Social unrest in the UK could be a price worth paying to prevent the ‘nightmare’ of a no-deal Brexit, Andy Burnham has said.
The Greater Manchester Mayor is the latest politician to call for a second referendum, even though he admits it would risk social division and further erode trust in politicians.
The Labour former Cabinet minister set out his vision in a major Westminster speech and said he feared that the alt-right were pushing a ‘no-deal’ agenda in order to exploit splits in British society.
He said we should extend the EU leaving date beyond March 2019 if a deal hadn’t been done. He added that he would support a second vote if all sides could not agree as that would be better than crashing out of the bloc.
Mr Burnham said: ‘I have to think seriously about what a second vote would mean on the streets of Greater Manchester.
‘If we thought the first was bad, the second would be a whole lot worse. It won’t heal divisions but widen them, it would be angrier, create social unrest and open up a massive opportunity for the populist far right in a way we are seeing elsewhere in Europe and the USA.’
He said it was possible the alt-right were driving the agenda to ‘set up a clash in our communities from which they think they can profit.’
Mr Burnham stressed he was not supporting the People’s Vote campaign for a referendum on the outcome of Brexit talks in any event, but would back a plebiscite only as a last resort if the alternative was leaving without a deal.

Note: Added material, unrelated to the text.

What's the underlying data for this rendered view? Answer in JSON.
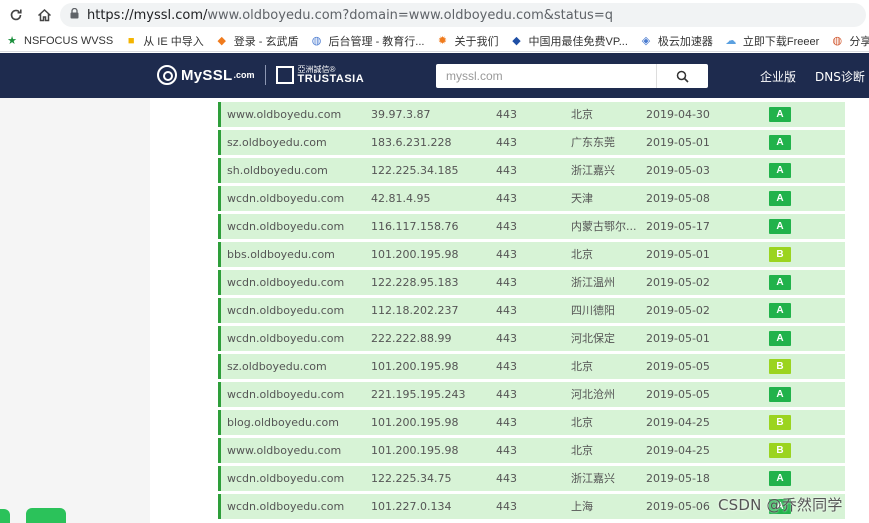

‘A price would undoubtedly be paid in terms of social cohesion but it would be a necessary one to avoid the damage to people’s jobs, families and lives,’ he said.
The mayor acknowledged that a second vote ‘would cause real division on our streets, but there is only one thing worse than that and that is crashing out of the EU without a deal.’
‘I think a second vote would further erode trust in Parliament and politicians and there is always a price that comes with that, but in the end that price is worth paying to stop the catastrophic damage to jobs that would come with a no-deal Brexit.’
His stance puts him at odds with Labour leader Jeremy Corbyn who has ruled out offering a second referendum. Mr Burnham, who is campaigning for extra powers to be given to the devolved regions and cities, said the 2016 Brexit referendum result was as much an ‘instruction for Westminster to review its relationship with the rest of England” as a message to Brussels.
‘If the phrase ‘take back control’ is to mean anything, it must mean substantial devolution of power and resources out of Westminster to all of the English regions,’ he said.
A Department for Exiting the European Union spokesman said: ‘As a result of the significant progress made in negotiations, we remain confident we will agree a mutually advantageous deal with the EU.’